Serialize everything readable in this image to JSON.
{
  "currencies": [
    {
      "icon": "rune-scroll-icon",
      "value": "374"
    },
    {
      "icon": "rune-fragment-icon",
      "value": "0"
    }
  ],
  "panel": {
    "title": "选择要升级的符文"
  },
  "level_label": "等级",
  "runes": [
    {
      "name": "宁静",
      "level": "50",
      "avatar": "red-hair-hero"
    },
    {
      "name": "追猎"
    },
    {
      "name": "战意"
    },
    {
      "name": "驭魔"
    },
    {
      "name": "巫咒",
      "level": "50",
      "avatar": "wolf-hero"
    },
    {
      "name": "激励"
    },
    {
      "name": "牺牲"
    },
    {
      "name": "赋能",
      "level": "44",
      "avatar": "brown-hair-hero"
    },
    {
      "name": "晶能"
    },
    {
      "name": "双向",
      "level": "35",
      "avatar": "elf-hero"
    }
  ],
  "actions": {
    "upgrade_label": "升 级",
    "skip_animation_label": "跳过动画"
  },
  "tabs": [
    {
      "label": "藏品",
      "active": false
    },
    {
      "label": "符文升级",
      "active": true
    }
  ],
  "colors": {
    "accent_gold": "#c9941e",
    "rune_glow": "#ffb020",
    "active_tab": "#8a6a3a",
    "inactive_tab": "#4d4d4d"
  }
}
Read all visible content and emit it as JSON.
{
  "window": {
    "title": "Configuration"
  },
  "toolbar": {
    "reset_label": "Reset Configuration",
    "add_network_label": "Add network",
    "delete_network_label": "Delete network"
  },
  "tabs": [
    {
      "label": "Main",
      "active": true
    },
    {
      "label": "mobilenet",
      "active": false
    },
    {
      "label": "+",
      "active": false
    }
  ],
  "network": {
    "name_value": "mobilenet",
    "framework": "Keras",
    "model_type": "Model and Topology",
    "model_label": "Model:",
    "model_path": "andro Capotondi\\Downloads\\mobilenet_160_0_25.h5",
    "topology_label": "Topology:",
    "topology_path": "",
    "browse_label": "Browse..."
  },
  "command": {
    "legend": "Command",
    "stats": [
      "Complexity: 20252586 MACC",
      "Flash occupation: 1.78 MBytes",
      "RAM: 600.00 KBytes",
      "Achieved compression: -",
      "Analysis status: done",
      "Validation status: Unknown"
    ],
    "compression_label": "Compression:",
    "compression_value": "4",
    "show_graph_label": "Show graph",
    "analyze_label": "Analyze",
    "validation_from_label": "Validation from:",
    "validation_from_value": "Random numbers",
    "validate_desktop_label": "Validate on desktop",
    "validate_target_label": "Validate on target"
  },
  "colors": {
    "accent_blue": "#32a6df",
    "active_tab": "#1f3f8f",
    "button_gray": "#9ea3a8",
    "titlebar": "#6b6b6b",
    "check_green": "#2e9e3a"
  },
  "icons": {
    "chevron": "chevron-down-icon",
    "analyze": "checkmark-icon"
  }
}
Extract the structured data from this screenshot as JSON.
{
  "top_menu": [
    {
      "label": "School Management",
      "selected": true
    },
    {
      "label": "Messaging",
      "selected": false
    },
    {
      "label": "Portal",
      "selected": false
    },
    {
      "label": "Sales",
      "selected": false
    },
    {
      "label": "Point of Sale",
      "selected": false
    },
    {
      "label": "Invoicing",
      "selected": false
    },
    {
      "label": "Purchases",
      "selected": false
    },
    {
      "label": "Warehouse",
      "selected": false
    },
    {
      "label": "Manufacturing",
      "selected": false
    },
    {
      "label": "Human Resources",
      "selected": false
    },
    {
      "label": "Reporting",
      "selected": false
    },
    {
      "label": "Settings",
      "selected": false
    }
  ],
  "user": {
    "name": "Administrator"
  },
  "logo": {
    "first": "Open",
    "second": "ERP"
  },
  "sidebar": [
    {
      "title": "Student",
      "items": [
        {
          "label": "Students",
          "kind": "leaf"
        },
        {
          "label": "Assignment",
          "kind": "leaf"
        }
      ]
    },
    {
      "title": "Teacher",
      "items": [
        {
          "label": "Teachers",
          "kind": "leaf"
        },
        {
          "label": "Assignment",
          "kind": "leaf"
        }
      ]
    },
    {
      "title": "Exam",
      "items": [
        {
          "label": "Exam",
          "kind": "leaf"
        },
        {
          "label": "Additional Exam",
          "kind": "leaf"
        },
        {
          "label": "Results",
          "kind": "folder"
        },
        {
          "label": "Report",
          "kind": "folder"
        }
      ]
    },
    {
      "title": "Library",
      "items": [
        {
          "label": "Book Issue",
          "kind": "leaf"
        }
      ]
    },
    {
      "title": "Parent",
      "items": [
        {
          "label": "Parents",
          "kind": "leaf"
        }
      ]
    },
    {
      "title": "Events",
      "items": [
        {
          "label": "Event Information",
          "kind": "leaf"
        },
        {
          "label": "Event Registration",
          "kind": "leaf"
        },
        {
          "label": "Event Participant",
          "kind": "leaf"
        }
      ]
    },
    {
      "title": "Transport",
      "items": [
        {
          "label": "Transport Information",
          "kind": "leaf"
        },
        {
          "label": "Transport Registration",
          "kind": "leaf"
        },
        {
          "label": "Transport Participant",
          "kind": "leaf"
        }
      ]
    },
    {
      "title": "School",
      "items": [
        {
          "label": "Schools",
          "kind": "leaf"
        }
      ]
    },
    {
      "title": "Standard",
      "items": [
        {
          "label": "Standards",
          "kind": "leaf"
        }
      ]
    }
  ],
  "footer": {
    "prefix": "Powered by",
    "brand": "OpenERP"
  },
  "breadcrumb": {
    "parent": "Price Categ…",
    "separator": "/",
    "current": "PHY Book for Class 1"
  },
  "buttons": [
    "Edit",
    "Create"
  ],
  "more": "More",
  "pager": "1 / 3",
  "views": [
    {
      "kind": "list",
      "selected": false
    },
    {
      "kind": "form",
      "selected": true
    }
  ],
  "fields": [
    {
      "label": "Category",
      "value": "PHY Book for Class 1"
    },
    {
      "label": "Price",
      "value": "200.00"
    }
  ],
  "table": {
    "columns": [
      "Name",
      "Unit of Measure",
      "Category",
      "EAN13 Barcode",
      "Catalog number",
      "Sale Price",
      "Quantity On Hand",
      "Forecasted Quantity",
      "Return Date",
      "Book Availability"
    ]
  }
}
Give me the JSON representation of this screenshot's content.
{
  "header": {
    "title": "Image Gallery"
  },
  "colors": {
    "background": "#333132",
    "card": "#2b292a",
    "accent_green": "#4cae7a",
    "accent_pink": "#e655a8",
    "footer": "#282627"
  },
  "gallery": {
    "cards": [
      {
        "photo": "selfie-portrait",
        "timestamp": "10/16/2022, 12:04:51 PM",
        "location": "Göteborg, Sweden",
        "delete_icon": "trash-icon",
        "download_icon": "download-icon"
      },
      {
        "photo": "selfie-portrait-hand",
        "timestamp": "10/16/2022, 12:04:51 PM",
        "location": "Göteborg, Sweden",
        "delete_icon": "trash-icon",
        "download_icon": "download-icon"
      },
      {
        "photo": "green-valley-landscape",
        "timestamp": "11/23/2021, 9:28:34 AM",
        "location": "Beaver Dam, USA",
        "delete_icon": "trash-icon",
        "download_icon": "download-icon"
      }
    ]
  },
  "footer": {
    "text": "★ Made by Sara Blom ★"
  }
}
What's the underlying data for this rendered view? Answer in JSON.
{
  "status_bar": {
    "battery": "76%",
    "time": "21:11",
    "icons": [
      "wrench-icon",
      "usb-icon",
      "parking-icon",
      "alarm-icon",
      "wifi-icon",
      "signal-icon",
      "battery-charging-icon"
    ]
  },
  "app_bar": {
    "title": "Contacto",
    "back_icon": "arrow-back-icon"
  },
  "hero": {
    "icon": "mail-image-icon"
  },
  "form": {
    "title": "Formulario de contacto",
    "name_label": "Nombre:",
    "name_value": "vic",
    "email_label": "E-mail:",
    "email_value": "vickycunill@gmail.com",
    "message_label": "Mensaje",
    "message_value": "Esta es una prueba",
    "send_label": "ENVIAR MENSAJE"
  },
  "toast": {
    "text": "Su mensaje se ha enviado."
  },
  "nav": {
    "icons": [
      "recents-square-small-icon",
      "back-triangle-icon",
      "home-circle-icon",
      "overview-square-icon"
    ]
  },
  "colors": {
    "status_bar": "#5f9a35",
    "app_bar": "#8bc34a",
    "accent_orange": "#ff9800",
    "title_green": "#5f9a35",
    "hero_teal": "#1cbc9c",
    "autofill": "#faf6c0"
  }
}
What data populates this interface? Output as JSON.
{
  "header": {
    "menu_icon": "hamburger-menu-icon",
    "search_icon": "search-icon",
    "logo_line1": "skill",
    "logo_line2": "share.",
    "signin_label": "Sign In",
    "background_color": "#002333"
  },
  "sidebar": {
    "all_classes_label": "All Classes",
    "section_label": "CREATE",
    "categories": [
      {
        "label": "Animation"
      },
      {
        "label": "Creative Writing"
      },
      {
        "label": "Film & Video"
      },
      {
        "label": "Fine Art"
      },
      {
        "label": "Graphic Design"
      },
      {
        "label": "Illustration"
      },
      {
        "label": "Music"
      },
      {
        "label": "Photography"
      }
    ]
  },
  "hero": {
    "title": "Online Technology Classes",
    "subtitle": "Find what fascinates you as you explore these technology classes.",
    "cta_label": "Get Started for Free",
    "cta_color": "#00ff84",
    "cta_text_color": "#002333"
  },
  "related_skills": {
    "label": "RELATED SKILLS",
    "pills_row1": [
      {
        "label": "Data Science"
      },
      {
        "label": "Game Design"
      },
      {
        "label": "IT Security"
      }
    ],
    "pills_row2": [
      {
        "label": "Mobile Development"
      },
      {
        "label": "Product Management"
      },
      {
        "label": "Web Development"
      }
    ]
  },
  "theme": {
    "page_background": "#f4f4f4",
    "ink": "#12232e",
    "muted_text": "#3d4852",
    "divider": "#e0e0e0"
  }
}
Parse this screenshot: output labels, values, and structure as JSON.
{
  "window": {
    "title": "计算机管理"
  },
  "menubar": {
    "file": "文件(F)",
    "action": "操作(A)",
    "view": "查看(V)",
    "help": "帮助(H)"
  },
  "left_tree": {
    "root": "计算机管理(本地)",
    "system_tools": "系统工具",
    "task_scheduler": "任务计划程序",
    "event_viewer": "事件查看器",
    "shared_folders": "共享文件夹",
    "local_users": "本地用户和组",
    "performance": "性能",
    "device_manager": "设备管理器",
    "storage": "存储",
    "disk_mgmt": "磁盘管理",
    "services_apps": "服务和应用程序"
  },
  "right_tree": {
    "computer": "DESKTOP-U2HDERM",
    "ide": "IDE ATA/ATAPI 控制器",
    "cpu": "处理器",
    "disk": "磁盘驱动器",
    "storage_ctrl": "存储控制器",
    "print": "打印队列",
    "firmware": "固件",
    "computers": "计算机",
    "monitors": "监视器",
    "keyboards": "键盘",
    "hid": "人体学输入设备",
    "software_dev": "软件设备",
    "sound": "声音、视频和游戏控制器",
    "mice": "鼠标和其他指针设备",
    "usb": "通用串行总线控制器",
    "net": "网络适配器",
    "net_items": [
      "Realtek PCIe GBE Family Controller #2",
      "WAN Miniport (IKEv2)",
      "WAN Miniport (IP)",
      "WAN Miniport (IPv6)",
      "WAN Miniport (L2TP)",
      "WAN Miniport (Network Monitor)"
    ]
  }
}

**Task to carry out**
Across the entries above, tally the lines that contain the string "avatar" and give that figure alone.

**Reply to the task**
4